SCHEDULING: VISA INTERVIEW AND MEDICAL EXAMINATIONSBefore the interview, the Beneficiary must complete a medical examination in Moscow at an Embassy-approved medical facility, information about which is included in the information packet. Given the uncertainties of the post-Soviet mail system, many applicants find it easier to come straight to Moscow to pick up application forms and instructions, once they know that their approved petition has been received. In addition, applicants are welcome to set their visa interview appointment dates by calling the Immigrant Visa Unit of the Embassy in Moscow any working day between 9 am and 12 pm at 095 728 5000 ext. 5588.Fiancés may come to the Embassy any afternoon between two and four p.m. to schedule their interviews and pick up a set of application forms and instructions. Since it takes 30 hours to receive the results of the medical examination, some fiancés choose to remain in Moscow from the time they take their medical exam until the date of their interview at the Embassy. The fee for the medical exam is $100.00 or $150.00 payable in rubles depending on a clinic.All children of an alien classified K-1 must be listed on the K visa petition. Failure to do so will cause a delay in visa issuance. The children (under 21 years old and unmarried) also must be at the interview. The child of a K-1 principal alien may be accorded K-2 status if following to join the principal alien to the U.S. even after the principal alien has married the American citizen Petitioner, and acquired lawful permanent resident status. The cut-off date for issuance of a K-2 visa is 1 year from the date of the issuance of the K-1 visa to the principal alien. After 1 year, and provided that the alien qualifies, the filling of an immediate relative or second preference petition would be required.The visa application fee is $45 per person; there is no issuance fee. If the Beneficiary’s interview is successful, the “K” visa will be issued in the afternoon of the day of the interview. The “K” visa is valid for a single entry during a 6-month period.

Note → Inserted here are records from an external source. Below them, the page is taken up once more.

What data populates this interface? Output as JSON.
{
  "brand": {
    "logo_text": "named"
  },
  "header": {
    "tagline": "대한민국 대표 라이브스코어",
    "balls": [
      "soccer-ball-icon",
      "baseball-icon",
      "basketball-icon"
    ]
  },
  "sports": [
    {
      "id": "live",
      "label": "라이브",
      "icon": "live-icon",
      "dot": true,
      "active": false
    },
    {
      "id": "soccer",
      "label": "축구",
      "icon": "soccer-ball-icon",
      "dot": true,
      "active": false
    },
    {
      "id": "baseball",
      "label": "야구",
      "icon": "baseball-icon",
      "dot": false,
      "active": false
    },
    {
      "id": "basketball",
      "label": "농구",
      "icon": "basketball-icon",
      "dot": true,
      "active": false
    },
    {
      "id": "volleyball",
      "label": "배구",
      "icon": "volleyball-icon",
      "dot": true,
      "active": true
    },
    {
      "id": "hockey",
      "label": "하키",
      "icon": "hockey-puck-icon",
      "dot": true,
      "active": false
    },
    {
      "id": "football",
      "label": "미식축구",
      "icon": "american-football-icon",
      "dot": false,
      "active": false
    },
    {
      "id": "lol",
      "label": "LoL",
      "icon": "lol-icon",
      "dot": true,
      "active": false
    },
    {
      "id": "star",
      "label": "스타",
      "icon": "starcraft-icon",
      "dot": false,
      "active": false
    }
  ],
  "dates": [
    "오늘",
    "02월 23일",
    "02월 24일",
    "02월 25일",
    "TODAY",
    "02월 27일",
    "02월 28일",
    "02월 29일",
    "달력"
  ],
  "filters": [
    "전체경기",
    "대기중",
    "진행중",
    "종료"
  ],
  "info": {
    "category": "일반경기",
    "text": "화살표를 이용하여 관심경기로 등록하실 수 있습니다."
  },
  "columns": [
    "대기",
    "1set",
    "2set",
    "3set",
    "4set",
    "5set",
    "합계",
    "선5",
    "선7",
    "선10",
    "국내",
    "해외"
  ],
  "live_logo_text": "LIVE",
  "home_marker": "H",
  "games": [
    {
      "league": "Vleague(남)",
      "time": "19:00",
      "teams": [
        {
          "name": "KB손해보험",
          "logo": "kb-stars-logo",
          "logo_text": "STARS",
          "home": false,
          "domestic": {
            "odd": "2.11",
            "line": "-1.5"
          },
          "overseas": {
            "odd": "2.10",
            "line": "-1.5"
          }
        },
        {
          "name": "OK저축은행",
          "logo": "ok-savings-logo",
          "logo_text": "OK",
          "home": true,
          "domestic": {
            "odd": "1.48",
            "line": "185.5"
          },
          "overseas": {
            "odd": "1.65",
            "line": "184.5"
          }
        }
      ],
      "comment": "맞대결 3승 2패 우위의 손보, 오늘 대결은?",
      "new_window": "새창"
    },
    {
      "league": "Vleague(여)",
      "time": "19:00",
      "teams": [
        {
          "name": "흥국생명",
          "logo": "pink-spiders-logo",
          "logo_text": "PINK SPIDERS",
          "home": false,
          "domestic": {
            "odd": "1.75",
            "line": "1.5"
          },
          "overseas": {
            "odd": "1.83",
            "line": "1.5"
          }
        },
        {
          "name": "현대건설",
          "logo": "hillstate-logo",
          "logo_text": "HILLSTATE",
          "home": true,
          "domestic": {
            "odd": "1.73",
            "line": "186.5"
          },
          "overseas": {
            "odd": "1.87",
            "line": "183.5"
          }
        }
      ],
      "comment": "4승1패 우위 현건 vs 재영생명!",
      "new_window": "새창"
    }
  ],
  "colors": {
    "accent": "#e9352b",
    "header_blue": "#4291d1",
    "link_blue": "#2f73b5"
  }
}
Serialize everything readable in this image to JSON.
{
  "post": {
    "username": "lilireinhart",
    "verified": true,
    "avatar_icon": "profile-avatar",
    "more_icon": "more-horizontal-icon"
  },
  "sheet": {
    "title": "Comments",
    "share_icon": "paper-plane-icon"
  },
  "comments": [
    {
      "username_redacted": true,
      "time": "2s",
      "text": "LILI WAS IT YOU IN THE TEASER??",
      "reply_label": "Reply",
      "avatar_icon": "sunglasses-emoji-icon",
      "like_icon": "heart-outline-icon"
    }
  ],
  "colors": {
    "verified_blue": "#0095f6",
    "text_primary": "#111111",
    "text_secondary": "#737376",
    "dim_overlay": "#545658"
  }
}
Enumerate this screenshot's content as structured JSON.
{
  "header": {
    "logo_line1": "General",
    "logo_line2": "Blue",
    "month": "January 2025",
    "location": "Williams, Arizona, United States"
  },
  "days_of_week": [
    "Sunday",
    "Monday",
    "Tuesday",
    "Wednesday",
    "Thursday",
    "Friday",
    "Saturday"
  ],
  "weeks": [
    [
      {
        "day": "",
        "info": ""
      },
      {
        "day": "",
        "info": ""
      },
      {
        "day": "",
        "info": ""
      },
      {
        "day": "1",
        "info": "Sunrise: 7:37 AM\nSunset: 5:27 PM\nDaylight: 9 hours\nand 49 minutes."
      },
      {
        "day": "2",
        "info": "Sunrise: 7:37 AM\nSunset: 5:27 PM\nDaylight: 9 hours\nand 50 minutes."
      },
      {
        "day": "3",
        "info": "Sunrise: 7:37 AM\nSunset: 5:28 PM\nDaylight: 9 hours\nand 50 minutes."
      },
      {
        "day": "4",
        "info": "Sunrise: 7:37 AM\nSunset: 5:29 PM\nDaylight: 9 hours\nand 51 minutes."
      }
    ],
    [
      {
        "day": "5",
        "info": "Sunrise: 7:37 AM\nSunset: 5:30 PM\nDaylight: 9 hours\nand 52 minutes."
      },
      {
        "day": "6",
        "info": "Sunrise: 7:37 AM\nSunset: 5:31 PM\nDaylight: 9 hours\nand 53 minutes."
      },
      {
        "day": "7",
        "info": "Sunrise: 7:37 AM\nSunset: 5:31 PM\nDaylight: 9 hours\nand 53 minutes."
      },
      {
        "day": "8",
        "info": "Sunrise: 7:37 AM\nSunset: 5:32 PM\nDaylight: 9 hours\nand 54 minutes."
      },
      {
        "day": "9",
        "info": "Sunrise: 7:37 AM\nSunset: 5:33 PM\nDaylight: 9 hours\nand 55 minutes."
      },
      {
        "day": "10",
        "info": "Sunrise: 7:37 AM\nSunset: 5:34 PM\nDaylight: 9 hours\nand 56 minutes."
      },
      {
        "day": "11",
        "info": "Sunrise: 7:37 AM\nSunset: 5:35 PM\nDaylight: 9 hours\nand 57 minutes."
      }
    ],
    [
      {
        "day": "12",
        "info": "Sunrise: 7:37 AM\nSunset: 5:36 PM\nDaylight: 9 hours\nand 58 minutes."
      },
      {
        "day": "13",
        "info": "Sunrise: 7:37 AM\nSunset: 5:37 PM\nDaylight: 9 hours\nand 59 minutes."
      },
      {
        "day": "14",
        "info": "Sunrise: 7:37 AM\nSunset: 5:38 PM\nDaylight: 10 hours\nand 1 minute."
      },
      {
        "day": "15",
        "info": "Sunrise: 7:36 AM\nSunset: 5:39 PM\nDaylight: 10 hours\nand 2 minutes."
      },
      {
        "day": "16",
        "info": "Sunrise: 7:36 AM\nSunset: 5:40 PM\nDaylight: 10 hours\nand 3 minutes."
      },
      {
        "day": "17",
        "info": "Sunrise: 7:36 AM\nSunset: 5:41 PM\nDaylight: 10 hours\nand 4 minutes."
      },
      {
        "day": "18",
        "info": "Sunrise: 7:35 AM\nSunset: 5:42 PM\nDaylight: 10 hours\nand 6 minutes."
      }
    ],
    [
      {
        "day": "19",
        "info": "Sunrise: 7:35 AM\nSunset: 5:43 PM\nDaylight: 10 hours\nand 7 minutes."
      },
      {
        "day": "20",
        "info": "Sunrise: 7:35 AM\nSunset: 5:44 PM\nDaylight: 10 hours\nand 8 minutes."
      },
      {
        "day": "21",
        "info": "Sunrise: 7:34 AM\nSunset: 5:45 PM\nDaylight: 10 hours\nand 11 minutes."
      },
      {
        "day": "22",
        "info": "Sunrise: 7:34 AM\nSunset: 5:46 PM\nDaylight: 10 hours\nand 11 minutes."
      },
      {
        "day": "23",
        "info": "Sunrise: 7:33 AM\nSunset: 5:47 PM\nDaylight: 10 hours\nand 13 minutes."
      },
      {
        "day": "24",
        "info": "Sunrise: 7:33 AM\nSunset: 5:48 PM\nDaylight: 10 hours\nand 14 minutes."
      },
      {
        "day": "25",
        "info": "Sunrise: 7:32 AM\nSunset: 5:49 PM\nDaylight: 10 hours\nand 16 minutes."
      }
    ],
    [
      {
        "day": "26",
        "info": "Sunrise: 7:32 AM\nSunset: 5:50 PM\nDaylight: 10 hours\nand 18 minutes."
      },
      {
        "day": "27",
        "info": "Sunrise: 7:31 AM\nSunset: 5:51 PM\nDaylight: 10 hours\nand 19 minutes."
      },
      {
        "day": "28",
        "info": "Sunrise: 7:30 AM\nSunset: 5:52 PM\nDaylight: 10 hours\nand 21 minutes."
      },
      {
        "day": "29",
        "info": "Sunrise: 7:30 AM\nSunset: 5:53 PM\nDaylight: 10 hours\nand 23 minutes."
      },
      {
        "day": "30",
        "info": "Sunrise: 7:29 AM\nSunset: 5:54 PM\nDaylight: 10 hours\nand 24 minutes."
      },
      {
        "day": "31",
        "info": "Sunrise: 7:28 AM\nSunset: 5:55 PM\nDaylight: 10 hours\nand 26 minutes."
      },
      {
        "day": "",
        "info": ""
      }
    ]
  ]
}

DOCUMENTARY REQUIREMENTS FOR THE INTERVIEWThe Beneficiary must provide:
A valid international passport with a photocopy of the first page.
An original birth certificate with photocopy and translation into English.
Police certificates from the local police department. The Beneficiary must present police certificates from any place(s) of residence for 6 months or more since attaining the age of 16: original and translation into English.
If applicable, evidence of termination of any prior marriage: original, photocopy and translation into English.
An accompanying child requires a valid passport (or may be included in the parent’s passport), a birth certificate and a medical examination. If a child is 16 years of age or over, police certificates are required.
Two photos of passport size for the visa.
Two photos of passport size for the medical exam.
There is an application fee of $45 (or the ruble equivalent) per person, payable at the Embassy on the day of interview. No credit cards, no travelers’ checks: cash only.
Documents confirming relationship: photos of Petitioner and Beneficiary together, letters to each other, phone bills, emails…
Results of the medical examination in sealed envelope. The Petitioner must provide:
Affidavit of Support Form I-134. The child/children (under 21) must be listed in Affidavit of Support.
Employment letter with salary information and/or a copy of tax returns (Form 1040) for the last year.